When I was a third grader in San Diego in the 1950s, my teacher was Leta Lipp. She was a wonderful teacher who, among other things, taught us how to think about and interact with the natural environment. Ms. Lipp loved the American Indian way of life, and every summer she would spend some of her time visiting the Hopi reservation in Arizona. When she returned to teach in the fall, she would introduce American Indian philosophies and practices to her students in the form of stories and projects (e.g., carving kachina dolls out of balsa wood). Ms. Lipp taught us that the relationship between humans and Mother Nature was sacred. The earth’s God-given resources are precious and should be respected. When someone uses a resource, such as removing a bucket of river water for drinking or killing a buffalo for food, he should not be wasteful. The environment should not be despoiled in any way and should be preserved for future generations. Essentially, Ms. Lipp taught us to be in awe of Mother Nature’s wonders and to do everything we could to preserve them.

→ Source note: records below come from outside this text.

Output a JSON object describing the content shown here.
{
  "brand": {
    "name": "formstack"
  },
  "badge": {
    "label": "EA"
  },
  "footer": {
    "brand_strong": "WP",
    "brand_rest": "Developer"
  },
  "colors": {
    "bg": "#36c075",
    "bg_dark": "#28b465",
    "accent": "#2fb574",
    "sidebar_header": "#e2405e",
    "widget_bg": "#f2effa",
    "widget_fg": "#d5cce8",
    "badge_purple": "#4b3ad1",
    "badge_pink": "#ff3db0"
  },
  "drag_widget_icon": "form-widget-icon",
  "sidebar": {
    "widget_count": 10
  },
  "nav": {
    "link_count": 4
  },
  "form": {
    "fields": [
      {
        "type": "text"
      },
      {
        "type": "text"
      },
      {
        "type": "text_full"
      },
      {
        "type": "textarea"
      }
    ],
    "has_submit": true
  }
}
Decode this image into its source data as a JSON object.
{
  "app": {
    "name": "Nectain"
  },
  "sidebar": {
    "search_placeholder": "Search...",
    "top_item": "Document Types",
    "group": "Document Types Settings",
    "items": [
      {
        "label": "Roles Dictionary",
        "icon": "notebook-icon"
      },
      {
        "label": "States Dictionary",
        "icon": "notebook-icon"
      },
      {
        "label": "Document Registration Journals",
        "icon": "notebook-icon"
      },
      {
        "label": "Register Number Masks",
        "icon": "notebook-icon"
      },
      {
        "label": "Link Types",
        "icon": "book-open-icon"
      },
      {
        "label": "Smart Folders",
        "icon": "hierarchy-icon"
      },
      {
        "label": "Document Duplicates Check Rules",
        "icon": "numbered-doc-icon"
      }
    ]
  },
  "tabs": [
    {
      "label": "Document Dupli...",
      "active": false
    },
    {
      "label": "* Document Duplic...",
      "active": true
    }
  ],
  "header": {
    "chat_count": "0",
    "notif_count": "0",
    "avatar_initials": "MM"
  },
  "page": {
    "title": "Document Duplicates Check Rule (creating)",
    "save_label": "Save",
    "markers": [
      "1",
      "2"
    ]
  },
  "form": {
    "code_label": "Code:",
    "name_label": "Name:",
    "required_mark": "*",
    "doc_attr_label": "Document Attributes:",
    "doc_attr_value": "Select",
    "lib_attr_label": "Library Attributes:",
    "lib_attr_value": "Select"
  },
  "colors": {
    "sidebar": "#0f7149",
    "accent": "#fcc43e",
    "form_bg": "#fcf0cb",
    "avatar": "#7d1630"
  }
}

If she were alive today, I believe Ms. Lipp would be pleased with the attention the environment has been receiving lately. I’m certain she would be appalled at how we’ve let the environment degrade, and probably she would be angry at the U.S. for being one of the world’s biggest polluters. A few years ago, 65 scientists received a Nobel Prize for summarizing the research done to date and concluding that climate change is real and that it is largely due to the actions of mankind (using fossil fuels for energy, emitting carbon dioxide into the air from automobiles, etc.). A recently released U.N. report, which was held up as scientists agonized over its wording, stated these same conclusions even more forcefully. Just last month, the head of the Organization for Economic Cooperation and Development sought to make climate change a higher priority on the global agenda, urging the world to eliminate all emissions from burning fossil fuels sometime in the second half of this century.